For 33 years, the recipe remained secret until, according to history, “on the verge of prohibition, Ramos published his recipe in a New Orleans paper, thinking it would never be served again after Prohibition began.”
Up until that time, say the proprietors of New Orleans Hotel Collection, of which the Bourbon Orleans hotel is a member, Henry Ramos, whose friends knew him as Carl employed a line of “shaker boys” who would shake the special drink for two minutes each, then pass it along the line until it was shaken for a minimum of six minutes and as many as 12. Over 33 years, it’s said Carl served up as many as 5,000 of the frothy drinks each week.
“Now, 96 years later, the Bourbon O Bar has brought the return of the fully shaken drink that Ramos perfected by importing a specialty gin fizz shaker. The double-barrelled shaking machine replaces the line of shaker boys and whips up a frothy mix that holds to the six- to 12-minute shakes that were Henry Ramos’ trademark.
In case you’ve managed your line of shaker boys, here’s how Ms. Charming mixes it up at the Bourbon O.
Tools: shaker, strainer
1-1/2 oz gin
1 tbsp simple syrup (1:1)
1/2 oz fresh lemon juice
1/2 oz fresh lime juice
1 fresh egg white
1 oz whipping cream
1 oz club soda, chilled

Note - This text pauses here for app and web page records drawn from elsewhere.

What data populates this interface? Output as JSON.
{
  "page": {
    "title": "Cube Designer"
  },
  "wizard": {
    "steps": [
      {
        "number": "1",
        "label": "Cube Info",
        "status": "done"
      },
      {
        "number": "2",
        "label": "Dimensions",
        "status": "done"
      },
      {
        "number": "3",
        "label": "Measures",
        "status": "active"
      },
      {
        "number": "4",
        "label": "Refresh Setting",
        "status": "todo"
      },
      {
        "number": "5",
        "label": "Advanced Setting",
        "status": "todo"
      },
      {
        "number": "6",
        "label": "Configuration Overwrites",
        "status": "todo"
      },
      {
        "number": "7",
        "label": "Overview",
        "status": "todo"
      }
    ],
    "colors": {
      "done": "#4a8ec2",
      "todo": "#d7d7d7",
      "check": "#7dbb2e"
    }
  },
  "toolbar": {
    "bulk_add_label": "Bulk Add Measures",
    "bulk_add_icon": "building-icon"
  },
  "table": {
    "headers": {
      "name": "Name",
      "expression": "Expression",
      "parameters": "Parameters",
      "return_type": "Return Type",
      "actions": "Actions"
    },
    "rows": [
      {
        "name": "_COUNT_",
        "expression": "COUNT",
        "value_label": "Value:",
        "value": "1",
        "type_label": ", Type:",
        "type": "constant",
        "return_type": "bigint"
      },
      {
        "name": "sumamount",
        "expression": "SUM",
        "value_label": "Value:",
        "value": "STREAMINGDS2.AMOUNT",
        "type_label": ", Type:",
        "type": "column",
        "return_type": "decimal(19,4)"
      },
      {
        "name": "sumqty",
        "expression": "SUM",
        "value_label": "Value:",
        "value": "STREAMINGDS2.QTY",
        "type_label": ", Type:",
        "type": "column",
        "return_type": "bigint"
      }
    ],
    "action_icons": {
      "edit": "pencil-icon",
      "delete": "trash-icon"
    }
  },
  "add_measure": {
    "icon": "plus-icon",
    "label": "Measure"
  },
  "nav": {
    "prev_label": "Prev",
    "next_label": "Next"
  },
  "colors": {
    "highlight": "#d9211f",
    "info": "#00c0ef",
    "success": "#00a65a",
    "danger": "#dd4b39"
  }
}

3 drops orange flower water
Orange peel for garnish
In a shaker, combine gin, syrup, lemon juice, lime juice, egg white and cream. Shake vigorously to combine. Add ice to shaker and shake again for 6 to 12 minutes. Strain into a glass, top with club soda and flower water. Stir and garnish with orange peel.
Editors’ Tip: For historic cocktail lovers, The Bourbon O Bar specializes in historic New Orleans cocktails, such as the Sazerac, Mint Julep, Ramos Gin Fizz, Pimm’s Cup, Brandy Milk Punch and others. Entertainment by blues singer Eudora Evans graces the bar on Wednesday to Saturday nights from 8 p.m. www.bourbono.com